(Dataset rows describing interfaces)
--- START ---
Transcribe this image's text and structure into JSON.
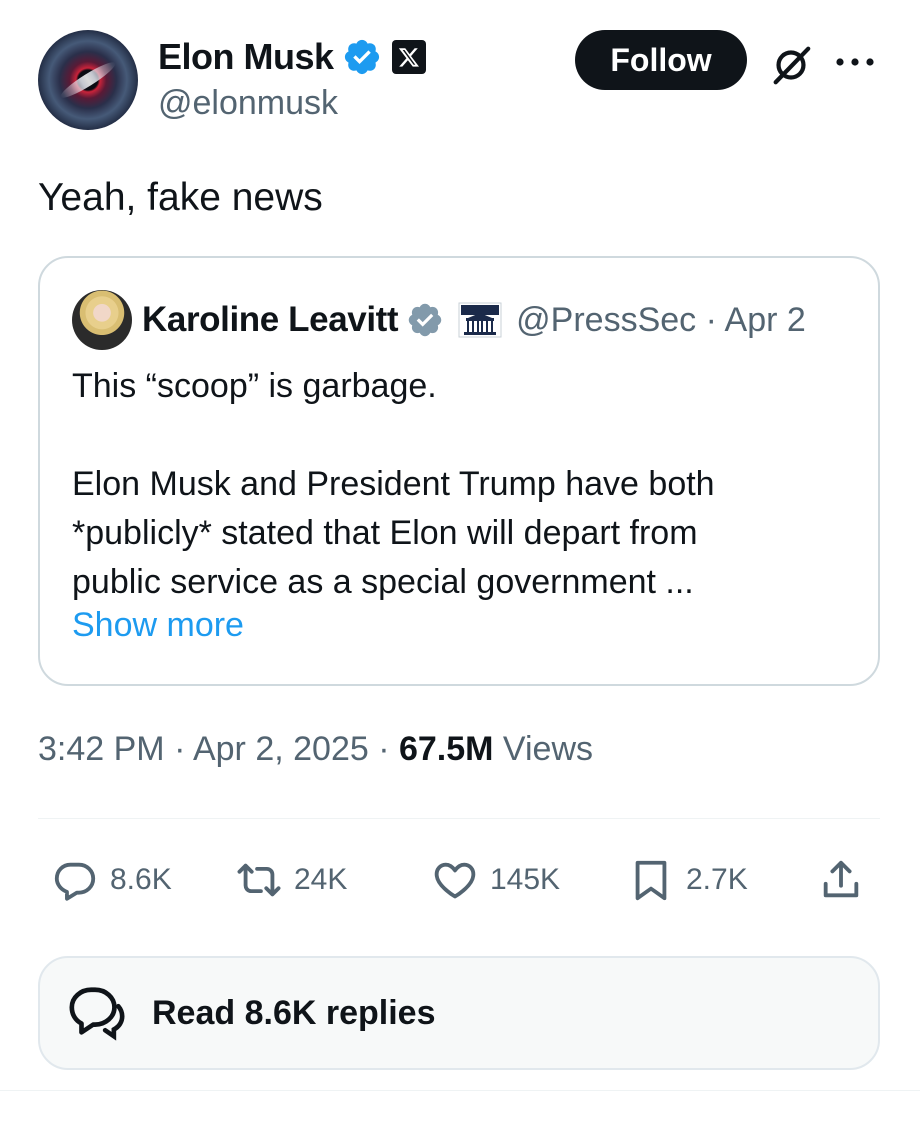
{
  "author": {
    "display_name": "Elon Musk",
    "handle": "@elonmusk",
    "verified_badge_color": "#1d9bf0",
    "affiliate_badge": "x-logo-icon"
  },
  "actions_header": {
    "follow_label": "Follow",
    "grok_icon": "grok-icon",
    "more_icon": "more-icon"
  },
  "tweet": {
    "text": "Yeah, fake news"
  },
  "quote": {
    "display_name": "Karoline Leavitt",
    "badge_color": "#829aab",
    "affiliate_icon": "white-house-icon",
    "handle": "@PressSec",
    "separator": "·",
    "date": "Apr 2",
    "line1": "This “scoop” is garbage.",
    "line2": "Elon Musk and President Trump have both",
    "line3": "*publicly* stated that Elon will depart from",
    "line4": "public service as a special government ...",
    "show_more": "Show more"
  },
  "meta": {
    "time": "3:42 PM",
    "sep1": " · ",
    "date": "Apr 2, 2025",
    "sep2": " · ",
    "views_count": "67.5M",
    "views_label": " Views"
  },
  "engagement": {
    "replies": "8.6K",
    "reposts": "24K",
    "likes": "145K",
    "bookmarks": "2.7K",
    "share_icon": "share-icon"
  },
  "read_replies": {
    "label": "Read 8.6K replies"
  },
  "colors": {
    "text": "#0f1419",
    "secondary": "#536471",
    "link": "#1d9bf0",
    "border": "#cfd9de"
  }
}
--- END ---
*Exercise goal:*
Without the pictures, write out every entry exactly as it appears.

*Expected answer:*
Transcribe this image's text and structure into JSON.
{
  "author": {
    "display_name": "Elon Musk",
    "handle": "@elonmusk",
    "verified_badge_color": "#1d9bf0",
    "affiliate_badge": "x-logo-icon"
  },
  "actions_header": {
    "follow_label": "Follow",
    "grok_icon": "grok-icon",
    "more_icon": "more-icon"
  },
  "tweet": {
    "text": "Yeah, fake news"
  },
  "quote": {
    "display_name": "Karoline Leavitt",
    "badge_color": "#829aab",
    "affiliate_icon": "white-house-icon",
    "handle": "@PressSec",
    "separator": "·",
    "date": "Apr 2",
    "line1": "This “scoop” is garbage.",
    "line2": "Elon Musk and President Trump have both",
    "line3": "*publicly* stated that Elon will depart from",
    "line4": "public service as a special government ...",
    "show_more": "Show more"
  },
  "meta": {
    "time": "3:42 PM",
    "sep1": " · ",
    "date": "Apr 2, 2025",
    "sep2": " · ",
    "views_count": "67.5M",
    "views_label": " Views"
  },
  "engagement": {
    "replies": "8.6K",
    "reposts": "24K",
    "likes": "145K",
    "bookmarks": "2.7K",
    "share_icon": "share-icon"
  },
  "read_replies": {
    "label": "Read 8.6K replies"
  },
  "colors": {
    "text": "#0f1419",
    "secondary": "#536471",
    "link": "#1d9bf0",
    "border": "#cfd9de"
  }
}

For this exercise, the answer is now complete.